Aim of the exercise
Write out every entry again exactly as it stands.

===== Records provided =====

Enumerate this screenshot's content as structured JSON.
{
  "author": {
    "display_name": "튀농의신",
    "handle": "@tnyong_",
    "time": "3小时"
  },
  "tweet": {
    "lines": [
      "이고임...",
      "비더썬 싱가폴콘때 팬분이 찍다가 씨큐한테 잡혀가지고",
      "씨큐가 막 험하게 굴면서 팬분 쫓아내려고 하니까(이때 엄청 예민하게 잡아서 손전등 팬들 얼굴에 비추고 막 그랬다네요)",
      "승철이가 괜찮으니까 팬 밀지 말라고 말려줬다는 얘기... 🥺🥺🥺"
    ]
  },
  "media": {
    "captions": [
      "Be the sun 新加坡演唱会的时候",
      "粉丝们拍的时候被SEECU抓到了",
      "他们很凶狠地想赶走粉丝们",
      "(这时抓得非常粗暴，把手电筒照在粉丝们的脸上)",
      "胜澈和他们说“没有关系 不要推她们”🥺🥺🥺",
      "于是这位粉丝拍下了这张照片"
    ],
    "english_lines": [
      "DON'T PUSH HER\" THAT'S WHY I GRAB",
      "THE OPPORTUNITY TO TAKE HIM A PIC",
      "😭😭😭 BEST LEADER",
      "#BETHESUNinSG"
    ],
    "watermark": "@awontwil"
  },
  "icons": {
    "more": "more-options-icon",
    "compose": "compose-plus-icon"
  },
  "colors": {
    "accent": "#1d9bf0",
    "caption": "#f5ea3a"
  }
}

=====

Result of this exercise
Enumerate this screenshot's content as structured JSON.
{
  "author": {
    "display_name": "튀농의신",
    "handle": "@tnyong_",
    "time": "3小时"
  },
  "tweet": {
    "lines": [
      "이고임...",
      "비더썬 싱가폴콘때 팬분이 찍다가 씨큐한테 잡혀가지고",
      "씨큐가 막 험하게 굴면서 팬분 쫓아내려고 하니까(이때 엄청 예민하게 잡아서 손전등 팬들 얼굴에 비추고 막 그랬다네요)",
      "승철이가 괜찮으니까 팬 밀지 말라고 말려줬다는 얘기... 🥺🥺🥺"
    ]
  },
  "media": {
    "captions": [
      "Be the sun 新加坡演唱会的时候",
      "粉丝们拍的时候被SEECU抓到了",
      "他们很凶狠地想赶走粉丝们",
      "(这时抓得非常粗暴，把手电筒照在粉丝们的脸上)",
      "胜澈和他们说“没有关系 不要推她们”🥺🥺🥺",
      "于是这位粉丝拍下了这张照片"
    ],
    "english_lines": [
      "DON'T PUSH HER\" THAT'S WHY I GRAB",
      "THE OPPORTUNITY TO TAKE HIM A PIC",
      "😭😭😭 BEST LEADER",
      "#BETHESUNinSG"
    ],
    "watermark": "@awontwil"
  },
  "icons": {
    "more": "more-options-icon",
    "compose": "compose-plus-icon"
  },
  "colors": {
    "accent": "#1d9bf0",
    "caption": "#f5ea3a"
  }
}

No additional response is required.